West Point Military Academy now hosts gay weddings and Republican politicians are realizing that the anti-gay card has lost its populist appeal following the Supreme Court's ruling on marriage equality; and yet, Christian fundamentalist, John Stemberger, still wants stakeholders in BSA to believe that including openly gay adults will endanger his children's safety and security.
Contrast this with Britain, where the UK Scout Association is open to boys and girls, its "Duty to God" promise is optional and it is fully inclusive of LGBT adults and young people. While Boy Scouts of America's membership has been dwindling for decades and its reputation is tainted over its policy on gay leaders, the UK Scout Association is a reinvigorated, expanding organzsation with a positive public profile, sound finances and a popular Chief Scout in Bear Grylls.
Gates should ask the national executive council of BSA to introduce a secular version of the scout promise, allow girls into all ranks and drop all discriminatory policies, rather than offering hope of an inclusive future then advocating for local scout units to have a veto on some sexual minorities' membership. This outrageous move is about preempting court action that might have forced non-discriminatory policies upon all levels of the BSA organization.

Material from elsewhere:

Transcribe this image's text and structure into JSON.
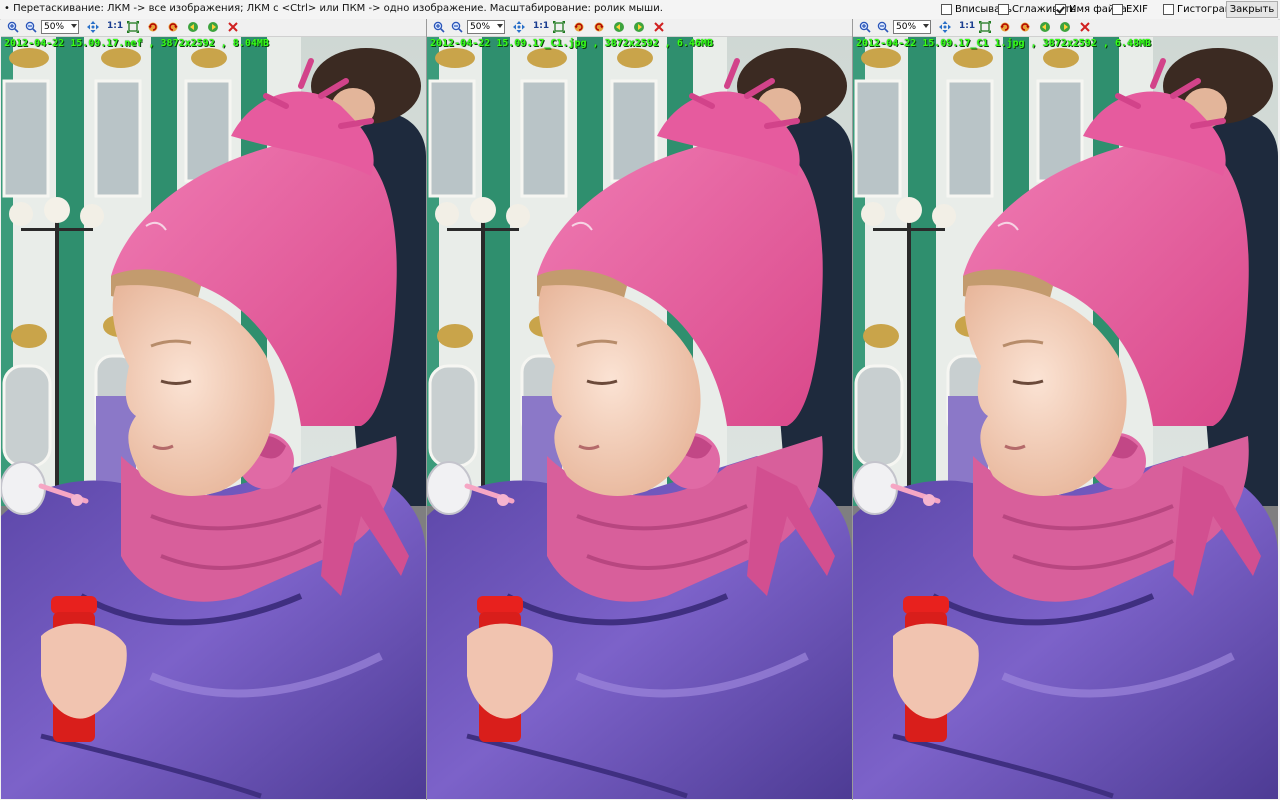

LGBT surgeons, soldiers, teachers and firefighters work diligently for the entire community, regardless of the morality, religious beliefs, politics or sexual orientation of the beneficiaries of their service. This is how civilized societies operate. If this ban on gay adults is unjust, there can be no exemptions for faith-based scout units. Gates, a former US Secretary of Defense, should apply the hard lessons he learned from Don't Ask, Don't Tell, which resulted in more than 13,000 LGBT personnel being kicked out of the U.S. military, wholly unnecessarily.
BSA Troop 98 in Seattle was jettisoned from the organization over the sexual orientation of its Scoutmaster Geoff McGrath (no relation). So, having been appointed to my position of den leader as an out gay man, I would have risked the expulsion of my entire pack from BSA had I aired my views before Gates' recent turnaround, and I didn't feel entitled to do that.
Robert Gates is not to blame that the ban on homosexual adult leaders was not addressed years sooner, but he must answer for the current plan that seeks to devolve anti-LGBT discrimination to all of those faith-based chartered organizations that might prefer to exclude LGBT parents. This is wrong and divisive.
The ratification of the proposed membership policy is expected to be rushed through on July 27, which, paradoxically, may be too soon for the long-term health of the movement, given that voices like mine and boy scouts themselves have not yet been heard in the debate about the religious veto on gay adults.
There are far more life-and-death issues for LGBT campaigners to be concerned about, when Islamic State and other regimes are imposing sharia law or otherwise persecuting us. However, lesser, domestic issues affecting LGBT civil rights, such as the legal freedom to discriminate on the grounds of religious belief and the BSA ban on gay adult leaders, should not have to be set aside until all religious violence has ceased.
Once the U.S. has dealt with its own discrimination against sexual minorities, the U.S. State Department's LGBT envoy, Randy Berry, will be able to be more effective in addressing the worst abuses against our human rights around the world.